That Was Quick
Leisurely Day at Sea Begins With Jon And Grandpa Searching Out Coffee
Start The Day With Exercise
Arm bending exercise is very beneficial
We Exercised After Lunch
Golf requires ice cream refills
Drinks Required Before Trivia
Time For Trivia
Did you know? - The trivia (singular trivium, adjective trivial) are the three lower Artes Liberales, i.e. grammar, rhetoric and logic. These were the topics of basic education, foundational to the quadrivia of higher education, and hence the material of basic education, of interest only to undergraduates.
Beginning in the 1960s, the plural trivia in particular became used for knowledge that is nice to have but not essential, specifically detailed knowledge on topics of popular culture. From this usage, the expression came to apply more to information of the kind useful almost exclusively for answering quiz questions, hence also the brand name Trivial Pursuit (1982).

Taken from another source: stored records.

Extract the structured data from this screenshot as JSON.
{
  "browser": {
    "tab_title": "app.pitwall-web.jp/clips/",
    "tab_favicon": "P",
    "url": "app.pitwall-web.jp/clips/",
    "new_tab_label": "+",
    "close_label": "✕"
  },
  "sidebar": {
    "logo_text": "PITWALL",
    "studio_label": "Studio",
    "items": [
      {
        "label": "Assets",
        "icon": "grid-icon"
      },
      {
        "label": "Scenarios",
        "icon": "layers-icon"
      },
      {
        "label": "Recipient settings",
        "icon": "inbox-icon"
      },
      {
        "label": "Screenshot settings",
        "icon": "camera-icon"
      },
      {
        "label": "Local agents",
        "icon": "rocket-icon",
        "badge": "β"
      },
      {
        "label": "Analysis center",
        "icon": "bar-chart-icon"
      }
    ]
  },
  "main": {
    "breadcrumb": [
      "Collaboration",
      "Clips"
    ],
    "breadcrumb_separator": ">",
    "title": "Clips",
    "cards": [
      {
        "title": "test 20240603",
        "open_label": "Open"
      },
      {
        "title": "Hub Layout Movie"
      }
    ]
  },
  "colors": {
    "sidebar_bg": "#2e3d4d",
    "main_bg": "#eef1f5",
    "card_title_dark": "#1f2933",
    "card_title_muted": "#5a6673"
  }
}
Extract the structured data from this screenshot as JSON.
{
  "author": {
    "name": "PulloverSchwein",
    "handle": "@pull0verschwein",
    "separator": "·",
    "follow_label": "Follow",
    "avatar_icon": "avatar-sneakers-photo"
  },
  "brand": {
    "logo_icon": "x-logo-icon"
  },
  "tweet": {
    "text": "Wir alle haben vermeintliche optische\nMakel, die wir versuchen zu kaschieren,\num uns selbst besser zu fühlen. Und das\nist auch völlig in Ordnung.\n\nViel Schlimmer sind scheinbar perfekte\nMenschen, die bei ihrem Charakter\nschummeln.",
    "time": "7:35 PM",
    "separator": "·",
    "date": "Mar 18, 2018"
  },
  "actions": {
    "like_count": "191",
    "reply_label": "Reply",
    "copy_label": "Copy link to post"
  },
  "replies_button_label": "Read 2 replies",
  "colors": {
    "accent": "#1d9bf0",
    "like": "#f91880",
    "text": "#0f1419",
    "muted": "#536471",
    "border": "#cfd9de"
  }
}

Show us those pearl whites
Did you know? - The word was popularized in its current meaning in the 1960s by Columbia University students Ed Goodgold and Dan Carlinsky, who created the earliest inter-collegiate quiz bowls that tested culturally significant yet ultimately unimportant facts, which they dubbed "trivia contests". The first book treating trivia of this universal sort was Trivia (Dell, 1966) by Goodgold and Carlinsky, which achieved a ranking on the New York Times best seller list; the book was an extension of the pair's Columbia contests and was followed by other Goodgold and Carlinsky trivia titles. In their second book, More Trivial Trivia, the authors criticized practitioners who were "indiscriminate enough to confuse the flower of Trivia with the weed of minutiae"; Trivia, they wrote, "is concerned with tugging at heartstrings," while minutiae deals with such unevocative questions as "Which state is the largest consumer of Jell-O?" (Answer: California) But over the years the word has come to refer to obscure and arcane bits of dry knowledge as well as nostalgic remembrances of pop culture
The Pool Area Was A Zoo
We Found Dancing Before Dinner
The Last Supper
These two "always" behave
Did you know? - Baked Alaska (also known as glace au four, omelette à la norvégienne, Norwegian omelette and omelette surprise) is a dessert made of ice cream placed in a pie dish lined with slices of sponge cake or Christmas pudding and topped with meringue. The entire dessert is then placed in an extremely hot oven for just long enough to firm the meringue. The meringue is an effective insulator, and the short cooking time prevents the heat from getting through to the ice cream.
Its name was coined at Delmonico's Restaurant in 1876 to honor the recently acquired American territory.
February 1 Was Baked Alaska Day.
His fourth piece
Time for music with a glass harp
Did you know? - A glass harp (Glasharfe in German; also called musical glasses, singing glasses, angelic organ, verrilion or ghost fiddle) is an instrument made of upright wine glasses. It was created in 1741 by Irishman Richard Pockrich, who is known as the first virtuoso of the musical glasses.
The composer Christoph Willibald Gluck played the musical glasses. He performed in London and Copenhagen. His instrument consisted of 26 goblets.
The instrument was popular in the 18th century. Pockrich's contemporary, Ford, published Instructions for the Playing of the Musical Glasses while Bartl published a German version.
It is played by running moistened or chalked fingers around the rim of the glasses. Each glass is tuned to a different pitch, either by grinding each goblet to the specified pitch, in which case the tuning is permanent, or by filling the glass with water until the desired pitch is achieved.
Did you know? - "Macarena" is a Spanish song by Los del Río about a woman of the same name. It was popular between 1995 and 1996, and continues to have a cult following. As a result of their lounge act, Los del Río were invited to tour South America in March 1992 and, while visiting Venezuela, they were invited to a private party held by the Venezuelan empresario (of Cuban descent) Gustavo Cisneros. Many prominent Venezuelans were in attendance that night, including former president Carlos Andrés Pérez.
We ent To Bingo To Save Seats For The Show
We did not win
Time For Beddy-Bye
A towel heart this evening
Arrival In Long Beach
Sneaking into port under the cover of darkness
Long Beach at 5:00 am
Here comes the fuel
No bumping allowed
We Walked The Plank To Get Home!
Did you know? - Walking the plank was a form of murder or torture thought to have been practised by pirates, mutineers and other rogue seafarers. The victim was forced to walk off the end of a wooden plank or beam extended over the side of a ship, falling into the water to drown, sometimes with bound hands or weighed down, often into the vicinity of sharks (which would often follow ships). The earliest known use of the phrase is the latter half of the 18th century. Some writers in the 20th century speculated that walking the plank may be a myth created by cinema; however, the phrase "walking the plank" is recorded in English writer Francis Grose's "Dictionary of the Vulgar Tongue", which was published in 1788 (first published in 1785).